Looking Glass Falls
Looking Glass Falls is one of the most popular waterfalls in the region. It also happens to be the only one with a handicap overlook. The thunderous 60’ free falling waterfall is one of the most gorgeous in the state.
There is a good amount of parallel parking along US Highway 276 heading toward the Blue Ridge Parkway. A sidewalk along the road leads to a scenic overlook above the falls. There is a handicap access to the sidewalk directly in front of the overlook, but unfortunately there is almost always a vehicle parked in front so you might not be able to access it.

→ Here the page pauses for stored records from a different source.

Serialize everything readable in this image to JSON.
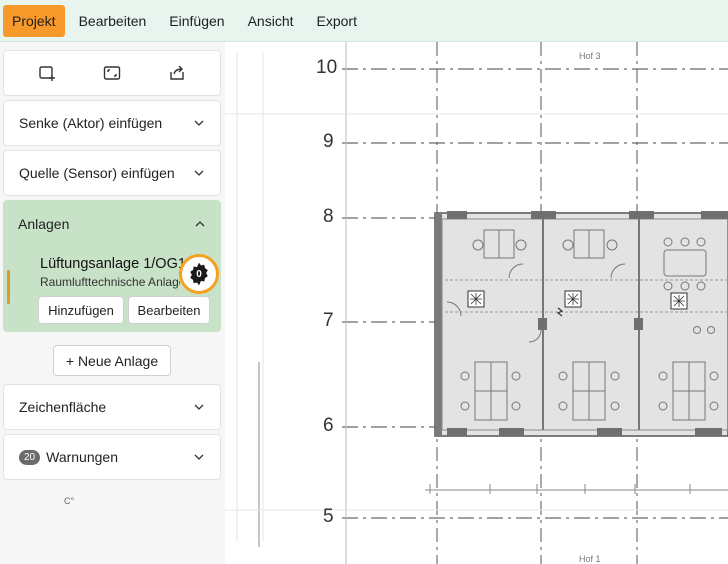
{
  "menu": {
    "items": [
      "Projekt",
      "Bearbeiten",
      "Einfügen",
      "Ansicht",
      "Export"
    ],
    "active": "Projekt"
  },
  "sidebar": {
    "tools": [
      {
        "icon": "add-frame-icon"
      },
      {
        "icon": "fit-view-icon"
      },
      {
        "icon": "share-icon"
      }
    ],
    "senke_label": "Senke (Aktor) einfügen",
    "quelle_label": "Quelle (Sensor) einfügen",
    "anlagen": {
      "label": "Anlagen",
      "expanded": true,
      "item": {
        "title": "Lüftungsanlage 1/OG1",
        "subtitle": "Raumlufttechnische Anlage",
        "gear_count": "0",
        "add_label": "Hinzufügen",
        "edit_label": "Bearbeiten"
      },
      "new_label": "+ Neue Anlage"
    },
    "zeichenflaeche_label": "Zeichenfläche",
    "warnungen": {
      "count": "20",
      "label": "Warnungen"
    }
  },
  "canvas": {
    "axis_labels": [
      "10",
      "9",
      "8",
      "7",
      "6",
      "5"
    ],
    "hof_top": "Hof 3",
    "hof_bottom": "Hof 1",
    "small_label": "C",
    "small_label_2": "°"
  },
  "colors": {
    "menubar_bg": "#e8f5ef",
    "active_menu": "#f79a2b",
    "anlagen_bg": "#c8e2c8",
    "highlight_ring": "#f5a020",
    "accent_bar": "#d99a3a"
  }
}
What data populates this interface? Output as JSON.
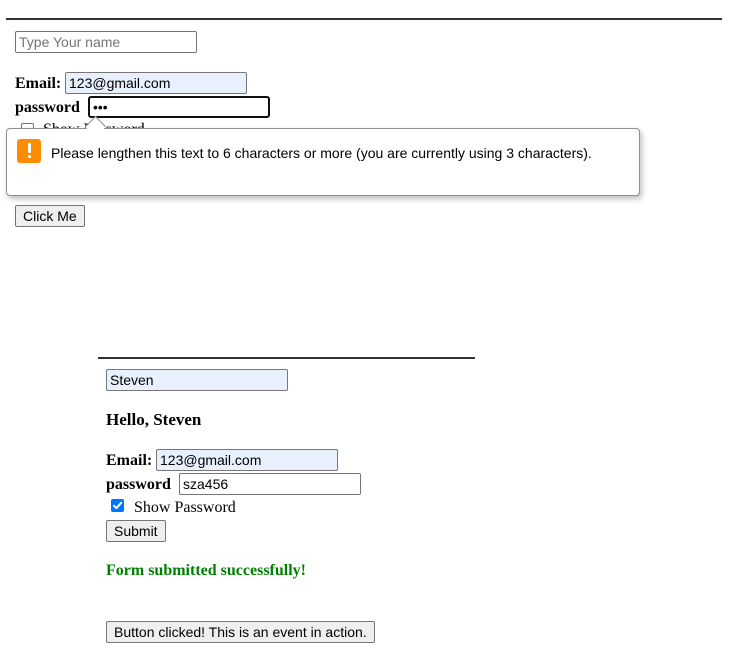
{
  "top_form": {
    "name_input": {
      "value": "",
      "placeholder": "Type Your name"
    },
    "email": {
      "label": "Email:",
      "value": "123@gmail.com"
    },
    "password": {
      "label": "password",
      "value": "•••"
    },
    "show_password": {
      "label": "Show Password",
      "checked": false
    },
    "click_button_label": "Click Me"
  },
  "validation_tooltip": {
    "icon": "warning-icon",
    "message": "Please lengthen this text to 6 characters or more (you are currently using 3 characters).",
    "accent_color": "#ff8c00"
  },
  "bottom_form": {
    "name_input": {
      "value": "Steven"
    },
    "greeting": "Hello, Steven",
    "email": {
      "label": "Email:",
      "value": "123@gmail.com"
    },
    "password": {
      "label": "password",
      "value": "sza456"
    },
    "show_password": {
      "label": "Show Password",
      "checked": true
    },
    "submit_label": "Submit",
    "success_message": "Form submitted successfully!",
    "success_color": "#008000",
    "event_button_label": "Button clicked! This is an event in action."
  }
}
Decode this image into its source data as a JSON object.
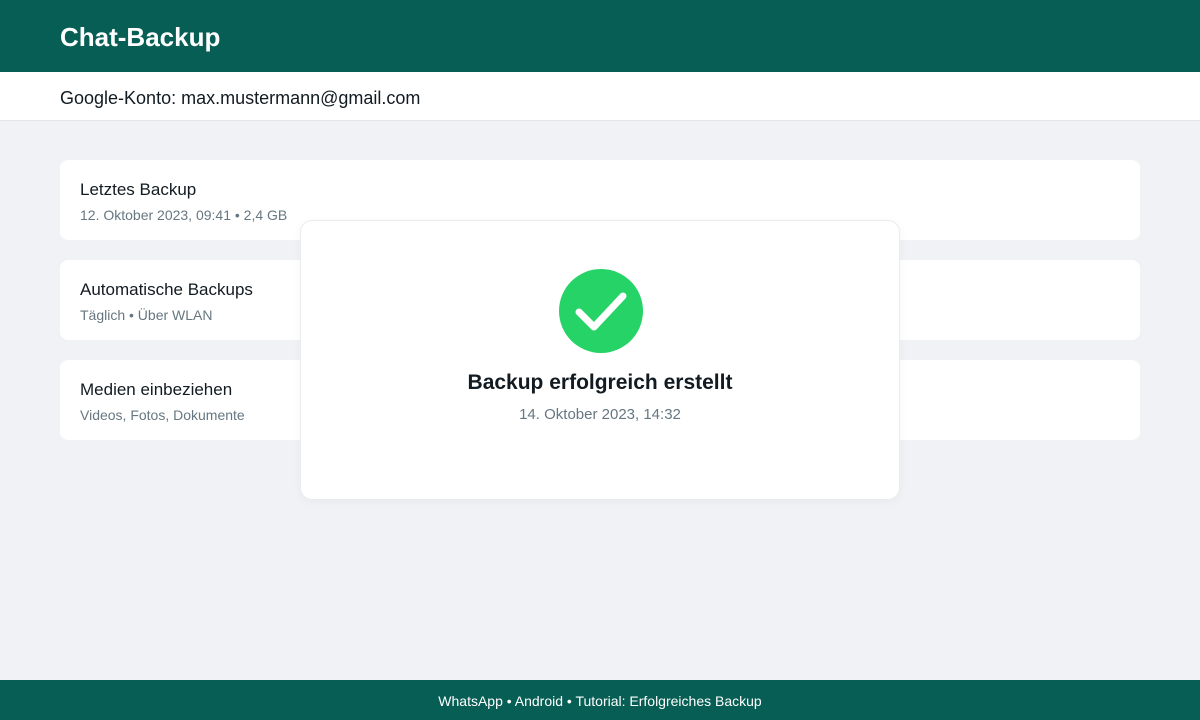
{
  "header": {
    "title": "Chat-Backup"
  },
  "account": {
    "text": "Google-Konto: max.mustermann@gmail.com"
  },
  "cards": [
    {
      "title": "Letztes Backup",
      "subtitle": "12. Oktober 2023, 09:41 • 2,4 GB"
    },
    {
      "title": "Automatische Backups",
      "subtitle": "Täglich • Über WLAN"
    },
    {
      "title": "Medien einbeziehen",
      "subtitle": "Videos, Fotos, Dokumente"
    }
  ],
  "dialog": {
    "icon": "checkmark-circle-icon",
    "title": "Backup erfolgreich erstellt",
    "subtitle": "14. Oktober 2023, 14:32"
  },
  "footer": {
    "text": "WhatsApp • Android • Tutorial: Erfolgreiches Backup"
  },
  "colors": {
    "brand": "#075e54",
    "success": "#25d366",
    "background": "#f0f2f5"
  }
}
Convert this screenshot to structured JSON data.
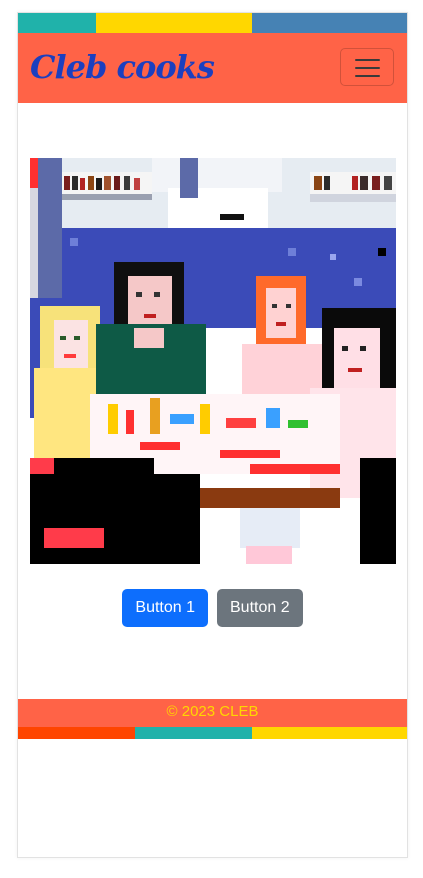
{
  "header": {
    "brand": "Cleb cooks",
    "menu_icon": "hamburger-menu-icon",
    "colors": {
      "navbar": "#ff6347",
      "brand": "#1c3fbf"
    }
  },
  "top_stripe": [
    "#20b2aa",
    "#ffd700",
    "#4682b4"
  ],
  "hero_image": {
    "description_icon": "pixel-art-dinner-party-image"
  },
  "buttons": {
    "primary": "Button 1",
    "secondary": "Button 2"
  },
  "footer": {
    "text": "© 2023 CLEB",
    "color": "#ffd700"
  },
  "bottom_stripe": [
    "#ff4500",
    "#20b2aa",
    "#ffd700"
  ]
}
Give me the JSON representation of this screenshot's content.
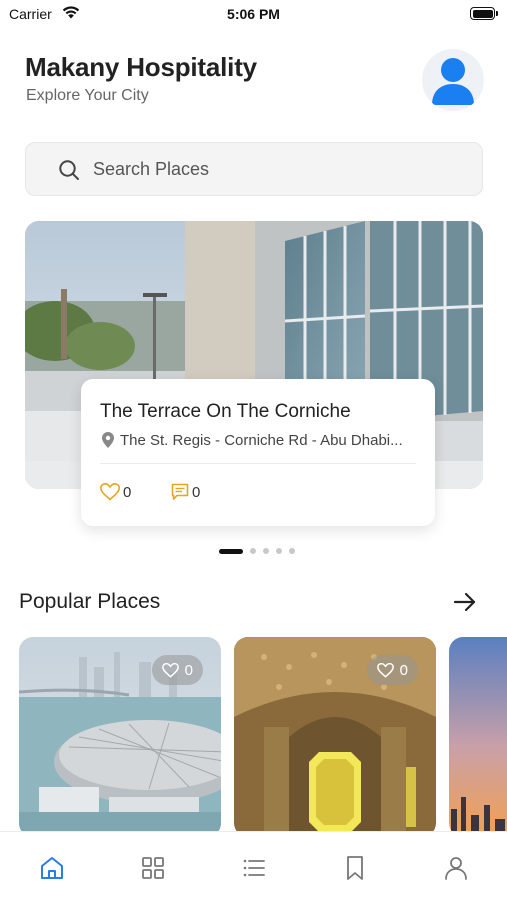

From the scenic overlook a long series of concrete steps leads to a bottom overlook to the side of the waterfall. The pool at the bottom is only a few feet deep and makes a wonderful swimming hole in the summer. Visitors are allowed to walk across the rocks but please be careful.
Moore Cove Falls
Moore Cove Falls is one of the most unexpectedly beautiful waterfalls in Pisgah National Forest. It’s not very tall nor does it have much waterflow, even during the peak in late spring, but the free-falling waterfall is secluded and peaceful.
The 1.2-mile out and back Moore Cove Falls Trail hike is easy with only a 150’ ascent to the wooden scenic overlook at the base of the falls. It is possible to get behind the waterfall beneath the rocky ledge, but exercise caution with the slippery ground.
The trail begins with a footbridge across Looking Glass Creek from a parking area along US Highway 276. There is a good amount of parking on either side of the road.
Sliding Rock Recreation Area
This road trip of waterfalls and scenic overlooks ends at Sliding Rock Recreation Area. Sliding Rock is not exactly a waterfall, but it’s a cool place to end the trip. Literally.
The creek flows across a wide, exposed granite rock face at a fairly steep angle. The stone, smoothed over from thousands of years of running water, is like a natural slide. A handrail on the opposite side helps visitors climb to the top of the rock face and slide down into the pool at the bottom.
Surrounded by thick rhododendron bushes and beneath the shade of massive trees, Sliding Rock is a very cool place to hang out in the summer. There are bench seats with a view of the slide and plenty of places to plop your own chair to watch the action.
Have you driven this road trip? Visited any of these waterfalls? Let me know! Leave a comment below telling me about your adventure!